▸ **Task requirements**
For each line of the data below that contains "edits", return that line.

(Stored data)
· · · · · · ·
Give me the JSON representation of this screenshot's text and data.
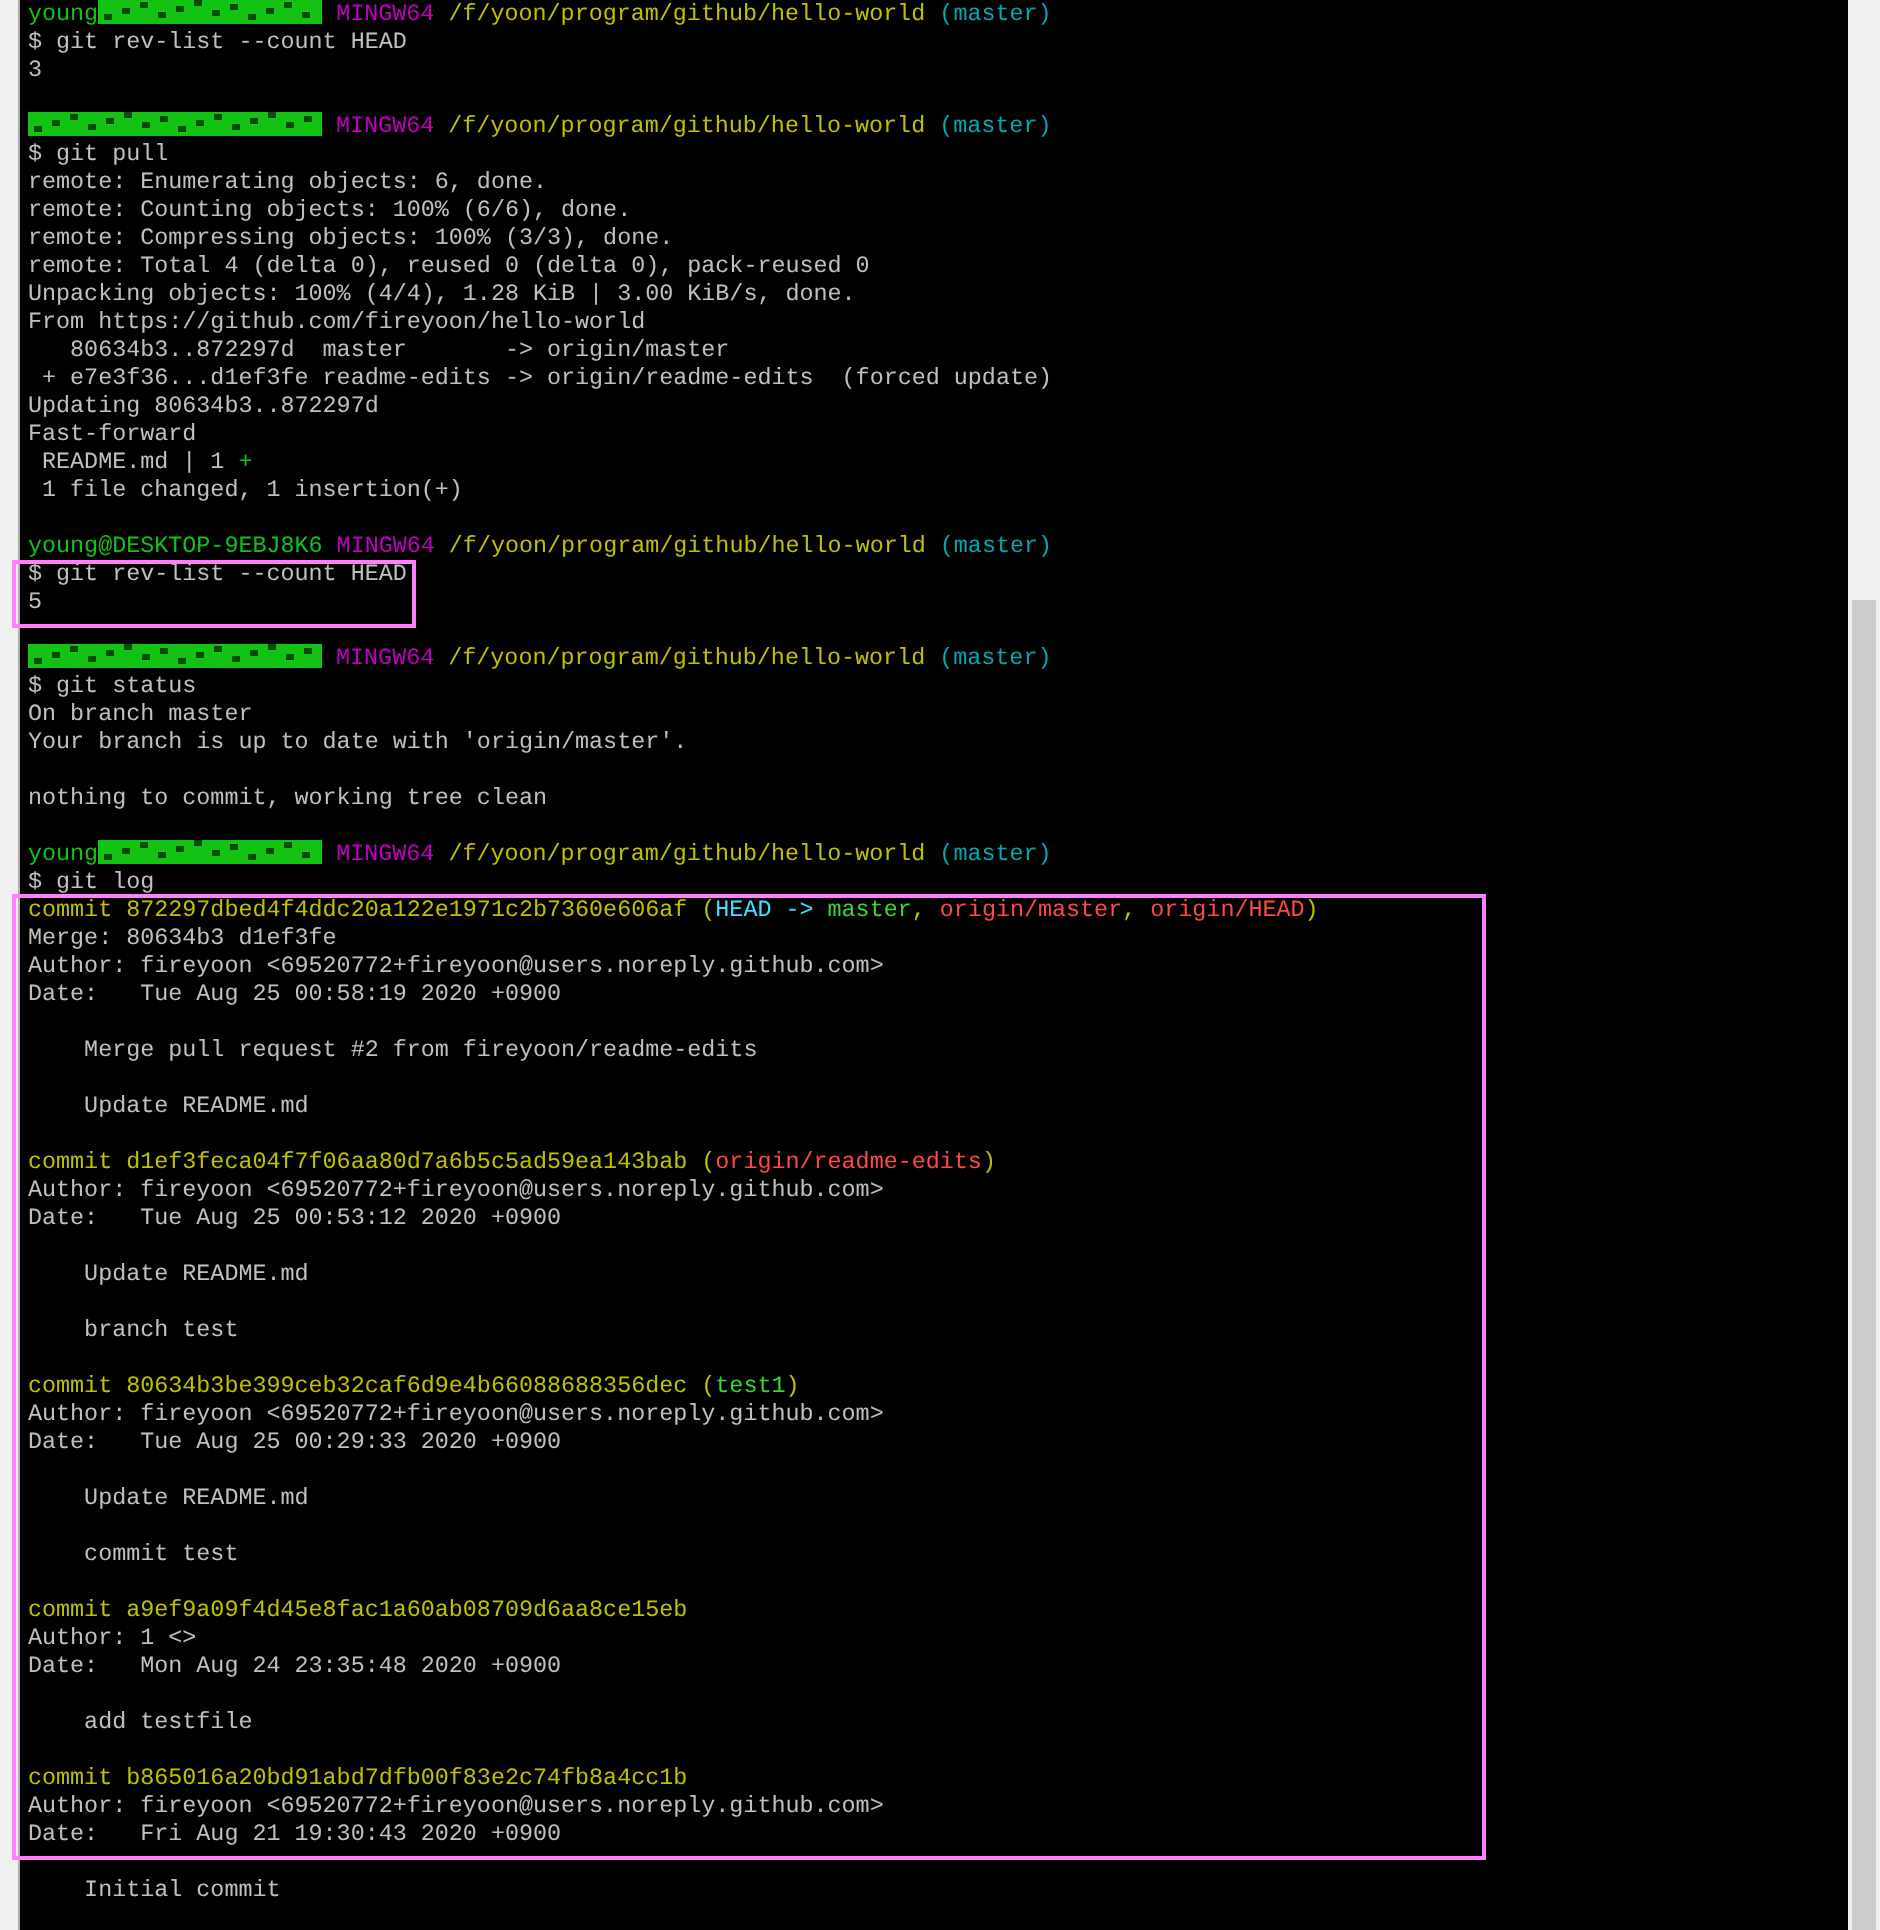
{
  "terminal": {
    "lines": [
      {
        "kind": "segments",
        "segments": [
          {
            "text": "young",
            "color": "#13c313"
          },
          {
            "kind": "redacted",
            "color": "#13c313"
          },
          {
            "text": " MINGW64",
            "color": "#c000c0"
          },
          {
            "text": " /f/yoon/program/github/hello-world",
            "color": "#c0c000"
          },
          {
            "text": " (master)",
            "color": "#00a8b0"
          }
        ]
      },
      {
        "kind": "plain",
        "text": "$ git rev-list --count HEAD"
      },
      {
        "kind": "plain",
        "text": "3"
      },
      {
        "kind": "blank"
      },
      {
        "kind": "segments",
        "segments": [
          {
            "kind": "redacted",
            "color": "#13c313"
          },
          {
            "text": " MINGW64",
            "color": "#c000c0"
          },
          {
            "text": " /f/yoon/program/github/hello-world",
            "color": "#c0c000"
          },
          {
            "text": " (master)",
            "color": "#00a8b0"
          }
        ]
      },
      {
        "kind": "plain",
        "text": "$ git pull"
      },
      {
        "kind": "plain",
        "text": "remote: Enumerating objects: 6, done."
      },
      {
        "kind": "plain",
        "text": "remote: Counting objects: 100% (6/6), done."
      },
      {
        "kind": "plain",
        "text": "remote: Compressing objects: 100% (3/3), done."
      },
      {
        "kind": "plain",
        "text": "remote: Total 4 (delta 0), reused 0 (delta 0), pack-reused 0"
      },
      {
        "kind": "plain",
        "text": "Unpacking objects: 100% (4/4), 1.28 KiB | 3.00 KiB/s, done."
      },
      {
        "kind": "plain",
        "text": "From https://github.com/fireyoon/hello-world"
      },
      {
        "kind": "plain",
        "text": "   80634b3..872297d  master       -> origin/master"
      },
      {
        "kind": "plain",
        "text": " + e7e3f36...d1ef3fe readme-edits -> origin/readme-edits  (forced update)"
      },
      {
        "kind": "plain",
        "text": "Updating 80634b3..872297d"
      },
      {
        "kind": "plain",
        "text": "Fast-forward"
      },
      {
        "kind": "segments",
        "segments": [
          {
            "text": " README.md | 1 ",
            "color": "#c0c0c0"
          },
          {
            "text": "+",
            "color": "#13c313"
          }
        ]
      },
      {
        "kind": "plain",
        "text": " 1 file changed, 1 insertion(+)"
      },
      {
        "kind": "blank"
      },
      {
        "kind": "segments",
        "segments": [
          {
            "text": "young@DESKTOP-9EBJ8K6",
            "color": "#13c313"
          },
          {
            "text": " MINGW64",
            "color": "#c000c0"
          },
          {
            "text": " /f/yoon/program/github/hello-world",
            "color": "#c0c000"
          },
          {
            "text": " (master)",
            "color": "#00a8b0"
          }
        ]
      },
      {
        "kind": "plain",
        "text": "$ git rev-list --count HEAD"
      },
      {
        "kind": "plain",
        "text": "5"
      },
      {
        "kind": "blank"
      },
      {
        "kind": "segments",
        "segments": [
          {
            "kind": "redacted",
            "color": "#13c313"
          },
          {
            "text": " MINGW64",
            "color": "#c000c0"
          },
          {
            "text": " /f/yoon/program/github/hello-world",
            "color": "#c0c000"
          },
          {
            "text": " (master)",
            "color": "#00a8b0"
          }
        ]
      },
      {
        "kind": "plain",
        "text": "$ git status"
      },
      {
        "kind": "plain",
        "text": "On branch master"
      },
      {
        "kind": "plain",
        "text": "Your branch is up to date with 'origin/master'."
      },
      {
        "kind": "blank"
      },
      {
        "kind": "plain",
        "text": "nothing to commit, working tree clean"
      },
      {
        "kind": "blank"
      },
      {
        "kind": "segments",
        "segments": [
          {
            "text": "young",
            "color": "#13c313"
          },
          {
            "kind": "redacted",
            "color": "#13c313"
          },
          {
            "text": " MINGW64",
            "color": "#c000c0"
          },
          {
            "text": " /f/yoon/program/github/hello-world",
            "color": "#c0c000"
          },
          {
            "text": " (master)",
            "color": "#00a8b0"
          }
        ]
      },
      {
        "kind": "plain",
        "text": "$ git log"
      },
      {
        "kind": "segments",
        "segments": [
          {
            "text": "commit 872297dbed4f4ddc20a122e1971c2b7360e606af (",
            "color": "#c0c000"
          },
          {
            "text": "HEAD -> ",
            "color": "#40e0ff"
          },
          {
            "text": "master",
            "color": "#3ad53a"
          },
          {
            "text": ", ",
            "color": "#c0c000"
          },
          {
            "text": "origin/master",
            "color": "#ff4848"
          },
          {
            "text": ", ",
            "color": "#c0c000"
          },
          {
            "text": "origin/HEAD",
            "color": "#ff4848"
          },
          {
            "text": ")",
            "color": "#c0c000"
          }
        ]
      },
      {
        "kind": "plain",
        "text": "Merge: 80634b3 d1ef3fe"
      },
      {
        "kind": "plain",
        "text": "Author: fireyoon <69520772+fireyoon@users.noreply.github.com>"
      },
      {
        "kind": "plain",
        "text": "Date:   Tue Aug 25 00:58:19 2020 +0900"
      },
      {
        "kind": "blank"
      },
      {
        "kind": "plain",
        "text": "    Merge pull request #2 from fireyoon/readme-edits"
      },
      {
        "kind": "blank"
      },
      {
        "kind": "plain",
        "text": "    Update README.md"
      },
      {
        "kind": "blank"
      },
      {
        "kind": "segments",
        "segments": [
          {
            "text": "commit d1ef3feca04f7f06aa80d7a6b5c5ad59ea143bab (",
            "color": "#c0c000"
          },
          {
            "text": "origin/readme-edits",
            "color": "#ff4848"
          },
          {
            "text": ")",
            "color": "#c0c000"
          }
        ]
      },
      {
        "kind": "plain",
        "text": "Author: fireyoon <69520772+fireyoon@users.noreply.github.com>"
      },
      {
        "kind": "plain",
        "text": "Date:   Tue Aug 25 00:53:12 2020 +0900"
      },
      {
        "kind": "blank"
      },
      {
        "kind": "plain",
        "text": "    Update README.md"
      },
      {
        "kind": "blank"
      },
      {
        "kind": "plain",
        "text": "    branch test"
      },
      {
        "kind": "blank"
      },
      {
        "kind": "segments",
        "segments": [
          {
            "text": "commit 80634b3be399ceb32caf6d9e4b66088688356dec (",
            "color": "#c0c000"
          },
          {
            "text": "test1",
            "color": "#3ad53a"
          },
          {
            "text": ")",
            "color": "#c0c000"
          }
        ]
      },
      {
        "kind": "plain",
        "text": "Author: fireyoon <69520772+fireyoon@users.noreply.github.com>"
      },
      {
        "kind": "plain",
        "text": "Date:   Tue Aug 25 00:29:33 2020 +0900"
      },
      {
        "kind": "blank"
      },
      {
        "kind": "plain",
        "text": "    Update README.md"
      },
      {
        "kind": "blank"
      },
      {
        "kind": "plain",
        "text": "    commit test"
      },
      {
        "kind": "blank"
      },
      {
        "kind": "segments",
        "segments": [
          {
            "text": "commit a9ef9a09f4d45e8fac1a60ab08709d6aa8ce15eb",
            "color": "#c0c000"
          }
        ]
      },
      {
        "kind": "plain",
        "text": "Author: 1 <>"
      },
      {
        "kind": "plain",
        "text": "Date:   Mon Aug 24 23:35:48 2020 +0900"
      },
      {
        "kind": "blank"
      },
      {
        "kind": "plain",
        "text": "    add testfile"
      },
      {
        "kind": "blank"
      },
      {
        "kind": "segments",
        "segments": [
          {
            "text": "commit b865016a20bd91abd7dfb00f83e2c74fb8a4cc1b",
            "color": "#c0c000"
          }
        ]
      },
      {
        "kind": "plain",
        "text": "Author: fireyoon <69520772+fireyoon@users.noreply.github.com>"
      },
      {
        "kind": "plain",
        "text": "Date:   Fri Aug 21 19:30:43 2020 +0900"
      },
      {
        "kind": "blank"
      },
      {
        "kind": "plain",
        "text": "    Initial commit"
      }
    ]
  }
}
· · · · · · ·
▸ **The answer**
        "text": " + e7e3f36...d1ef3fe readme-edits -> origin/readme-edits  (forced update)"
        "text": "    Merge pull request #2 from fireyoon/readme-edits"
            "text": "origin/readme-edits",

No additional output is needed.